Goal of the exercise -
Retype the records that come next, word for word.

(Given data begins)

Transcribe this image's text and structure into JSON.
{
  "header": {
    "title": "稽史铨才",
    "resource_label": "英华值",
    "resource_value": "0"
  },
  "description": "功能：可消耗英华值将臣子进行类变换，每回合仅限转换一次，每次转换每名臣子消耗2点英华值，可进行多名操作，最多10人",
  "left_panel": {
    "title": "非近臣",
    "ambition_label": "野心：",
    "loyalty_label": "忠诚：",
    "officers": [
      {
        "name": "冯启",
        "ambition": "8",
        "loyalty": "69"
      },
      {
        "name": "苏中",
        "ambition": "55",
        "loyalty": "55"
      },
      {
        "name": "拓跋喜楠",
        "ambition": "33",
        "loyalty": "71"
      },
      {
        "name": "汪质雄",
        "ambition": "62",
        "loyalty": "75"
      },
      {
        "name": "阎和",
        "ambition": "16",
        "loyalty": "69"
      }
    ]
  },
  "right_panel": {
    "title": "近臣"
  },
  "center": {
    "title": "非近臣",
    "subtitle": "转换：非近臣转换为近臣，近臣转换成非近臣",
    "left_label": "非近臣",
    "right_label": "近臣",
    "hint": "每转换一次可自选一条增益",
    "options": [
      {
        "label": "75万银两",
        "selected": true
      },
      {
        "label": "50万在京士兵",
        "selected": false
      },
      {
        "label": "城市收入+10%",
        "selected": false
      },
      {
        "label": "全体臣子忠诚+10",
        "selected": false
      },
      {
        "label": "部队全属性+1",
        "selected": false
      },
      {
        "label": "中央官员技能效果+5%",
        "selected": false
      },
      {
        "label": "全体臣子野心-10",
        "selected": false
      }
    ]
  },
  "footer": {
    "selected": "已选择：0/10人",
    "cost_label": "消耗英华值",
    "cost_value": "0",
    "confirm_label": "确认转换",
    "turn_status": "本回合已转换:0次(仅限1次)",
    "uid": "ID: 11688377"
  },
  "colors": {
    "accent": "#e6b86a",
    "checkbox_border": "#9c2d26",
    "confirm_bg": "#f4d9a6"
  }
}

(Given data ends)

Task answer -
Transcribe this image's text and structure into JSON.
{
  "header": {
    "title": "稽史铨才",
    "resource_label": "英华值",
    "resource_value": "0"
  },
  "description": "功能：可消耗英华值将臣子进行类变换，每回合仅限转换一次，每次转换每名臣子消耗2点英华值，可进行多名操作，最多10人",
  "left_panel": {
    "title": "非近臣",
    "ambition_label": "野心：",
    "loyalty_label": "忠诚：",
    "officers": [
      {
        "name": "冯启",
        "ambition": "8",
        "loyalty": "69"
      },
      {
        "name": "苏中",
        "ambition": "55",
        "loyalty": "55"
      },
      {
        "name": "拓跋喜楠",
        "ambition": "33",
        "loyalty": "71"
      },
      {
        "name": "汪质雄",
        "ambition": "62",
        "loyalty": "75"
      },
      {
        "name": "阎和",
        "ambition": "16",
        "loyalty": "69"
      }
    ]
  },
  "right_panel": {
    "title": "近臣"
  },
  "center": {
    "title": "非近臣",
    "subtitle": "转换：非近臣转换为近臣，近臣转换成非近臣",
    "left_label": "非近臣",
    "right_label": "近臣",
    "hint": "每转换一次可自选一条增益",
    "options": [
      {
        "label": "75万银两",
        "selected": true
      },
      {
        "label": "50万在京士兵",
        "selected": false
      },
      {
        "label": "城市收入+10%",
        "selected": false
      },
      {
        "label": "全体臣子忠诚+10",
        "selected": false
      },
      {
        "label": "部队全属性+1",
        "selected": false
      },
      {
        "label": "中央官员技能效果+5%",
        "selected": false
      },
      {
        "label": "全体臣子野心-10",
        "selected": false
      }
    ]
  },
  "footer": {
    "selected": "已选择：0/10人",
    "cost_label": "消耗英华值",
    "cost_value": "0",
    "confirm_label": "确认转换",
    "turn_status": "本回合已转换:0次(仅限1次)",
    "uid": "ID: 11688377"
  },
  "colors": {
    "accent": "#e6b86a",
    "checkbox_border": "#9c2d26",
    "confirm_bg": "#f4d9a6"
  }
}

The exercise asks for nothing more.